§ **TASK REQUIREMENTS**: Which lines of the data include the string "must"? List them all.

:::::

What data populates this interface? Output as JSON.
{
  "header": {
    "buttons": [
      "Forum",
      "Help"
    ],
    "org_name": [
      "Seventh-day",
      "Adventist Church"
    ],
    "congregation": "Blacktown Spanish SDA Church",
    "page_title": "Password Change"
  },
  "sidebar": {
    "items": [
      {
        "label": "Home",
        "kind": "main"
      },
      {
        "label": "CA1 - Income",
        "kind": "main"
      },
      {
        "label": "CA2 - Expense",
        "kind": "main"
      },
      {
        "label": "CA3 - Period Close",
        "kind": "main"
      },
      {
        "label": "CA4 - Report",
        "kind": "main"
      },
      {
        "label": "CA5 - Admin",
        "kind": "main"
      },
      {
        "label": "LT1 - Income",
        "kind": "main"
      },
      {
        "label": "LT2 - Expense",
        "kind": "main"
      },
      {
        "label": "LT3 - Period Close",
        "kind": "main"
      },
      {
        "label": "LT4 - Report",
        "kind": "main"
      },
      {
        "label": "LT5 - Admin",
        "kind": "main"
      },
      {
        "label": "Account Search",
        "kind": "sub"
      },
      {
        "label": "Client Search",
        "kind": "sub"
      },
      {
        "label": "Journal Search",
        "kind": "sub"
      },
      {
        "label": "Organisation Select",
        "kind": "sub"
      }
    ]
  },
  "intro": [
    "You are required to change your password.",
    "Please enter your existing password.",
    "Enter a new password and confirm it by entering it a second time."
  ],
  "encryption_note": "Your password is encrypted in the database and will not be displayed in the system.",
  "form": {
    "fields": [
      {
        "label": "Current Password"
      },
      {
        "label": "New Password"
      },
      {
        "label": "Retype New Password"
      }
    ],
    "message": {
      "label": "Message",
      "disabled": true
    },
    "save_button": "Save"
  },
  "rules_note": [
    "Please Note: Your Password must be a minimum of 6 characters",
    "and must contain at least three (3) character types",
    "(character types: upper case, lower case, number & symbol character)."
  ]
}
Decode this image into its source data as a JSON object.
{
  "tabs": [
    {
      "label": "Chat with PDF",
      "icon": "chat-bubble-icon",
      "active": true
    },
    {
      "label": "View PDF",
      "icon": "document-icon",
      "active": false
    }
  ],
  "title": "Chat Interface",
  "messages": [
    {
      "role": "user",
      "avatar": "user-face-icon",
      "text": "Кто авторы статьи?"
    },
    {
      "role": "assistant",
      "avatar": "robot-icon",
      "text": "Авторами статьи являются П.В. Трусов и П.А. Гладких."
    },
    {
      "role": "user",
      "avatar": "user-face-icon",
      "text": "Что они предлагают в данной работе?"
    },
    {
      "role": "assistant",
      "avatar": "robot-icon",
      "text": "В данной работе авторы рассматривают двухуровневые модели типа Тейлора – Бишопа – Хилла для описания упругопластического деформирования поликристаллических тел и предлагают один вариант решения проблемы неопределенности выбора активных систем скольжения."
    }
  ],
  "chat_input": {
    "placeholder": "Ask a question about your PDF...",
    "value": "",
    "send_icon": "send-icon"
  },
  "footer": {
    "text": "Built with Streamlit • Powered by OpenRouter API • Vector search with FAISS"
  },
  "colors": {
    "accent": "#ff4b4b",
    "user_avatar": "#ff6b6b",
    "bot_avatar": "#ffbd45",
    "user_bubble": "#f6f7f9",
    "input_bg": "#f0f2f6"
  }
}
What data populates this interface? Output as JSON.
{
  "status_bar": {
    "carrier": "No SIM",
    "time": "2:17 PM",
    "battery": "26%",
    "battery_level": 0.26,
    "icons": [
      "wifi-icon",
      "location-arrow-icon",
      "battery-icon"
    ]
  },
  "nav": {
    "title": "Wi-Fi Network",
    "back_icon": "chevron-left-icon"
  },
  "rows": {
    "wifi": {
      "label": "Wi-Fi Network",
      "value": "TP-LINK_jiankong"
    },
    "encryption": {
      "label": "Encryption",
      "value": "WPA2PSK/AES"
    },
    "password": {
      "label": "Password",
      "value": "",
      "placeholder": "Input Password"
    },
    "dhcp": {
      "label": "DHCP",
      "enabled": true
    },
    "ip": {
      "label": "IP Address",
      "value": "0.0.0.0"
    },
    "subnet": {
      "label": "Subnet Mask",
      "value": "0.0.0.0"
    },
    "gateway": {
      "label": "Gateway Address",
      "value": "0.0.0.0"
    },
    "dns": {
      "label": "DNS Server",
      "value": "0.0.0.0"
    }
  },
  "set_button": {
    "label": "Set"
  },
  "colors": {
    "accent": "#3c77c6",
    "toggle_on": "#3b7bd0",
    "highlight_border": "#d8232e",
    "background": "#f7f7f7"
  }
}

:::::

§ **EXERCISE RESULT**:
    "Please Note: Your Password must be a minimum of 6 characters",
    "and must contain at least three (3) character types",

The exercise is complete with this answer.